They started designing last fall, then around Christmas time put in an order for steel. North­eastern alumnus Todd Stevens of Dimen­sion Fab­ri­ca­tions in Albany, NY donated all of it. “That guy was like Santa Claus,” said Pellegrino.

With a few hun­dred pounds of steel in hand, they spent many, many hours between Jan­uary and mid-​​April in the Snell Engi­neering building. They machined all of the pieces, cre­ating their own giant Kinex set, and then assem­bled them into their mini-​​Tobin. A few days before the North­eastern Regional Com­pe­ti­tion, they care­fully broke it down into a few sec­tions. Just like the shrunken bridge, the sec­tions had to fit real world spec­i­fi­ca­tions. They had to be smaller than a 3’x4“x5” box (a scaled ver­sion of a tractor trailer bed), and they had to weigh less than 20 pounds (the scaled weight limits for most roads).
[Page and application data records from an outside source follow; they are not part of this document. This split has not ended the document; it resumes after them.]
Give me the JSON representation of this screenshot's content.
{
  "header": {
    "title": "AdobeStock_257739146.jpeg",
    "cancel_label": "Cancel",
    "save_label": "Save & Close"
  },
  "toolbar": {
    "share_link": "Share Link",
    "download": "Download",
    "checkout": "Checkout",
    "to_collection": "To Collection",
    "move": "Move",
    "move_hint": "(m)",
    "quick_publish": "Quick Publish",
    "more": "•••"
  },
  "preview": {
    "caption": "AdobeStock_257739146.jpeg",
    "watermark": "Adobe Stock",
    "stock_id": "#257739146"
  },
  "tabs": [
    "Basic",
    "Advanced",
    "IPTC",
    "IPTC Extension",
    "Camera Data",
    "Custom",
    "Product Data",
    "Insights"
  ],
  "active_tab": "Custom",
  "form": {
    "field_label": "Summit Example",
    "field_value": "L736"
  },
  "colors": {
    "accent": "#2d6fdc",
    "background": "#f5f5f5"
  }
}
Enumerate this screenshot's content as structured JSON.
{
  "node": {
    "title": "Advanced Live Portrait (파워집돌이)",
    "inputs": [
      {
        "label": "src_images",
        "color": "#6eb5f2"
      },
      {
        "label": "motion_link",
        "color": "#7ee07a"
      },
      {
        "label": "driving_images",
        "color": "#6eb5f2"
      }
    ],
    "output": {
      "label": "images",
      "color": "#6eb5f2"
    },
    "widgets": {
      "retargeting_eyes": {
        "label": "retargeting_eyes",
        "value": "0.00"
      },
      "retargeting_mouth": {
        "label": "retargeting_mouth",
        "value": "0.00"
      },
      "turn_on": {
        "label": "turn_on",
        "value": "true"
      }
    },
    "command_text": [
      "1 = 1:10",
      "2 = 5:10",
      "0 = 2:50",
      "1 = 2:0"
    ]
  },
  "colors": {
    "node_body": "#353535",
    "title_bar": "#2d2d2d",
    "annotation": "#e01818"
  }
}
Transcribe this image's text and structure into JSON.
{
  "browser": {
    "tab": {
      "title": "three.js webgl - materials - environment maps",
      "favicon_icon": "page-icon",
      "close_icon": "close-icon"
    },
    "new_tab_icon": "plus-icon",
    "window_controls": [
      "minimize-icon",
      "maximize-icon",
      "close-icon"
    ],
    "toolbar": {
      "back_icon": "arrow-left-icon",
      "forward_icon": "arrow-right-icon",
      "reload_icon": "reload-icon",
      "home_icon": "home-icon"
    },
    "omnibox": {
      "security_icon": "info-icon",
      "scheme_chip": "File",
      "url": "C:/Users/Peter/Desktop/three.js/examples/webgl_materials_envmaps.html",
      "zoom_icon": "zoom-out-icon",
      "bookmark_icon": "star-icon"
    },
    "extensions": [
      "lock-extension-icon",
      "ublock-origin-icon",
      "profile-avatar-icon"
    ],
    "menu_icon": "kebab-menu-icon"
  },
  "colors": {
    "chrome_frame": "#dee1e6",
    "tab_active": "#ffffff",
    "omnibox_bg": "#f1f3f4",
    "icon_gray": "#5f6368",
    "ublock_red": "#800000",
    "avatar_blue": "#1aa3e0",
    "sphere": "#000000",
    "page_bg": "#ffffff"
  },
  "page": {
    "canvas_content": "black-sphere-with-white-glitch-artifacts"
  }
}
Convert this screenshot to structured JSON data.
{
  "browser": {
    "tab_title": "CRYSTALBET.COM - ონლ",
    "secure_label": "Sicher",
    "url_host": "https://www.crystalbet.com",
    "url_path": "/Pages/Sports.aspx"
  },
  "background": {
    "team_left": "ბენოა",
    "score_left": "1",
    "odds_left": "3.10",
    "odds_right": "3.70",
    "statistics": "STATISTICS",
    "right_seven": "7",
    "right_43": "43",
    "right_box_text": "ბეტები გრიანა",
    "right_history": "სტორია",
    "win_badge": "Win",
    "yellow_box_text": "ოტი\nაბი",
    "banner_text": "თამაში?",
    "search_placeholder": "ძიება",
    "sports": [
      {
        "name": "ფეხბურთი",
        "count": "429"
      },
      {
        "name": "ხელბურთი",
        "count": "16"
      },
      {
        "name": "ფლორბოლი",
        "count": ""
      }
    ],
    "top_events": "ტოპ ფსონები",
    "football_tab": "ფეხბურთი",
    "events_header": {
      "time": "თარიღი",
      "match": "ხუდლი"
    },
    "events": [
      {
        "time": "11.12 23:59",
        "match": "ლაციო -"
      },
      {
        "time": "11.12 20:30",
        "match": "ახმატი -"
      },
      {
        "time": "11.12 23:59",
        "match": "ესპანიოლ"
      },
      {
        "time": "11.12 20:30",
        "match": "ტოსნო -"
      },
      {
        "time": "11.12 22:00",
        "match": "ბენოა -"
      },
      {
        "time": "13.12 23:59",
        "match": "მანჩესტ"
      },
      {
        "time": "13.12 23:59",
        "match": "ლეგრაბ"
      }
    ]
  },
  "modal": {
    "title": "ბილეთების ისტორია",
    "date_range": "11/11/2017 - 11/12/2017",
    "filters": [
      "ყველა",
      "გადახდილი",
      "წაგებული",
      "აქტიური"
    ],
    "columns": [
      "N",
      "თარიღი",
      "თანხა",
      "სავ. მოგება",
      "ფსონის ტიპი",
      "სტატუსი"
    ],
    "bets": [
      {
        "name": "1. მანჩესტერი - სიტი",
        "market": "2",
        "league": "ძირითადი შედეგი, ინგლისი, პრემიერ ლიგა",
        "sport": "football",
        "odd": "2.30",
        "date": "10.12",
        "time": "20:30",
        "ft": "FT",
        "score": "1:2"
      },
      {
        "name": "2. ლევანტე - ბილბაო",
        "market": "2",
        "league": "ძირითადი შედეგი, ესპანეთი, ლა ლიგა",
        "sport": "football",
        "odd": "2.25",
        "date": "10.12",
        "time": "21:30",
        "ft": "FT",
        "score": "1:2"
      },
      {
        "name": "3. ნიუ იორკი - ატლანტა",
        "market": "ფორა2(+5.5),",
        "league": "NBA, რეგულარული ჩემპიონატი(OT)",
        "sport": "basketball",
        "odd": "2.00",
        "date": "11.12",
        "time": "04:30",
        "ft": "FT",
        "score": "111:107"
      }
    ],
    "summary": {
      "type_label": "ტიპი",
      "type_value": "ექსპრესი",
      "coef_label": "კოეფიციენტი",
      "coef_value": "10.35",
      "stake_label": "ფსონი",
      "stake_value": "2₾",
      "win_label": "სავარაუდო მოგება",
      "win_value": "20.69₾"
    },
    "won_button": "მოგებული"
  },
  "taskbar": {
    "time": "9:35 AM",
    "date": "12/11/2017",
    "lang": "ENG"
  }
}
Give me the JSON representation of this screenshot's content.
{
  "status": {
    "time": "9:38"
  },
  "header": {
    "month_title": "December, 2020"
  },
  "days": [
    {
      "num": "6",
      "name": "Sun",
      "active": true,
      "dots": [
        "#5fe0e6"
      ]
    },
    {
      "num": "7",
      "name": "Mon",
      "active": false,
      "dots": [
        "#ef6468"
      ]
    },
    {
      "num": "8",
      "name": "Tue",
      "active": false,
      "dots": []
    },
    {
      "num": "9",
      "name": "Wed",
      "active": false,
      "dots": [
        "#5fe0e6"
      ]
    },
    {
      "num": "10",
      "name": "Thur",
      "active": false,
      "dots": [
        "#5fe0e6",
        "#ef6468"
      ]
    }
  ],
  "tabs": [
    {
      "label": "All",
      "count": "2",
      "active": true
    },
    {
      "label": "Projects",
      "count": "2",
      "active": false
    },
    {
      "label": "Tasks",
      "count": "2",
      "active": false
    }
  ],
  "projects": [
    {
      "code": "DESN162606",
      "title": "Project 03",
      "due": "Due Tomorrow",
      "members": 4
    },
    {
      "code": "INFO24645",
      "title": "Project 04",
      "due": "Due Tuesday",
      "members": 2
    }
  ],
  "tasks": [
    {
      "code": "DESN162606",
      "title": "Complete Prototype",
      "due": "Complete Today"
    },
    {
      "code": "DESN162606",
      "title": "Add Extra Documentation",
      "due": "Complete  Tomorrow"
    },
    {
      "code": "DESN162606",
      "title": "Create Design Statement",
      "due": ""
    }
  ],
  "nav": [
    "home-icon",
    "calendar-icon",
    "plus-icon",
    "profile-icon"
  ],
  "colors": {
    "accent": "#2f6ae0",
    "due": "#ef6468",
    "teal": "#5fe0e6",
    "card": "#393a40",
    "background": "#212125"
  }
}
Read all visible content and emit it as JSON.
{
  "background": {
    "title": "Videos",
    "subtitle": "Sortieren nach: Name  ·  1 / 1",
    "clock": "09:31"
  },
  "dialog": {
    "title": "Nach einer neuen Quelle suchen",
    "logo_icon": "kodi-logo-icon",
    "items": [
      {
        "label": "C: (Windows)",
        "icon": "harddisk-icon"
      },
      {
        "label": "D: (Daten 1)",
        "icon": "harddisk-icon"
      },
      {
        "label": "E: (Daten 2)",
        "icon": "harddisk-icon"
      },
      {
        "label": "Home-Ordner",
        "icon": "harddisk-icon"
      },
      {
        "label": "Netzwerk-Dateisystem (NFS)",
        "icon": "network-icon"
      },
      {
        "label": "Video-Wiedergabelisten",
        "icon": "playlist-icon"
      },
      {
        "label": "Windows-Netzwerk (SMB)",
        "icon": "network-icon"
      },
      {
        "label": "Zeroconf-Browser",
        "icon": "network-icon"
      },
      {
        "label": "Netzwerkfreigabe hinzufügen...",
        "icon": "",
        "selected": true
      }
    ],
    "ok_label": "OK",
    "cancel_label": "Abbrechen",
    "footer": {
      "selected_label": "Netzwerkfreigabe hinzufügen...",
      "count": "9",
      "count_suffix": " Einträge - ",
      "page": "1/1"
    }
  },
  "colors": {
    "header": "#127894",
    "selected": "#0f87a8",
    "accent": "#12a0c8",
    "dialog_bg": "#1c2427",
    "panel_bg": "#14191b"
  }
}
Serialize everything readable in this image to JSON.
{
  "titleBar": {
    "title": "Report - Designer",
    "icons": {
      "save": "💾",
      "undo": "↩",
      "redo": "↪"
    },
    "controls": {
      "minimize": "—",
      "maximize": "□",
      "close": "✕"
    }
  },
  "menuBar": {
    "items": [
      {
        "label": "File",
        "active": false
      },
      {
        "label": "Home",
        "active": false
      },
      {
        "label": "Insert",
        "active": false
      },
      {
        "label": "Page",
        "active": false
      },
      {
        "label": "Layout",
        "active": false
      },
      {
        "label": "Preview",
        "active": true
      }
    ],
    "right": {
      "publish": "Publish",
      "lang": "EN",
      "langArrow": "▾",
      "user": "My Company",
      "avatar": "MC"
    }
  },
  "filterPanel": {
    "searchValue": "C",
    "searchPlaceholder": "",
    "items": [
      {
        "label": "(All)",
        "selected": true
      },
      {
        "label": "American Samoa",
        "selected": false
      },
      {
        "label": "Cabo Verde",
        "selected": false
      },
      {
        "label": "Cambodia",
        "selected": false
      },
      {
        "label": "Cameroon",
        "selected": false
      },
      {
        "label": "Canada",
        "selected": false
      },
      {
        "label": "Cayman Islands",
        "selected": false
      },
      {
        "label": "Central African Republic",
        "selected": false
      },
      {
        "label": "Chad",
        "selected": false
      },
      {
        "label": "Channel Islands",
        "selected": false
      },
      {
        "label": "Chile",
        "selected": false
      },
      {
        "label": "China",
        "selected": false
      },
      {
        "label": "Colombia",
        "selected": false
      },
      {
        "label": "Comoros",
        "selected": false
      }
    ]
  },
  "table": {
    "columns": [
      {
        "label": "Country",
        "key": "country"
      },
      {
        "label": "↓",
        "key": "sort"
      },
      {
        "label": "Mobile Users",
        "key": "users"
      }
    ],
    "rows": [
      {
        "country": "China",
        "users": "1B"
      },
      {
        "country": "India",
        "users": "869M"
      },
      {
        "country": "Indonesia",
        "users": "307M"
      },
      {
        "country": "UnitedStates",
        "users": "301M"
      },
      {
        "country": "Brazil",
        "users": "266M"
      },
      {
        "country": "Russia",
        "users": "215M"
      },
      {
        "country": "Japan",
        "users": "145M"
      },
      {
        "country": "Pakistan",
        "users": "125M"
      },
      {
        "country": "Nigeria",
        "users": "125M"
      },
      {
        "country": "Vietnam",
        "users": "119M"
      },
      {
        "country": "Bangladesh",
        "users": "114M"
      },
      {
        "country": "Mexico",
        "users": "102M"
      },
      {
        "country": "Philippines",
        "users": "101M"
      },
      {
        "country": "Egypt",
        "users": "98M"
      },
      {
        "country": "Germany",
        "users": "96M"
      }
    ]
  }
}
They trans­ported their mini-​​bridge pieces across the river to MIT where 10 teams com­peted for a spot in the national com­pe­ti­tion. Five of Pellegrino’s team­mates assem­bled the bridge on the clock and then bit their fin­ger­nails as they placed 100 25-​​pound pieces of cut steel across the top: The bridge stood the test of steel!

They also man­aged to over­come the Achilles heel that had plagued the old North­eastern Steel Bridge Team: when pulled from a cer­tain point, the bridge moved less than a half inch in the lat­eral direc­tion (as you might imagine, shaky bridges aren’t much fun in real life).

While they didn’t come in first place…or really any­where close to first place, the team feels incred­ibly suc­cessful in its mis­sion. They built their team, and their bridge, to be sus­tain­able against the expected forces. Instead of 2500 pounds of steel, the stu­dent group has to with­stand the con­stant flux of stu­dents coming and going. They’ll need to work together to pass their skill sets from one gen­er­a­tion to the next.

Pel­le­grino said the effort was in no way a one-​​man show. Every member of the team had a role to play, and he is con­fi­dent that after he’s been in Dallas for many years designing life-​​size bridges, the North­eastern Steel Bridge Team will still be building their mini ones.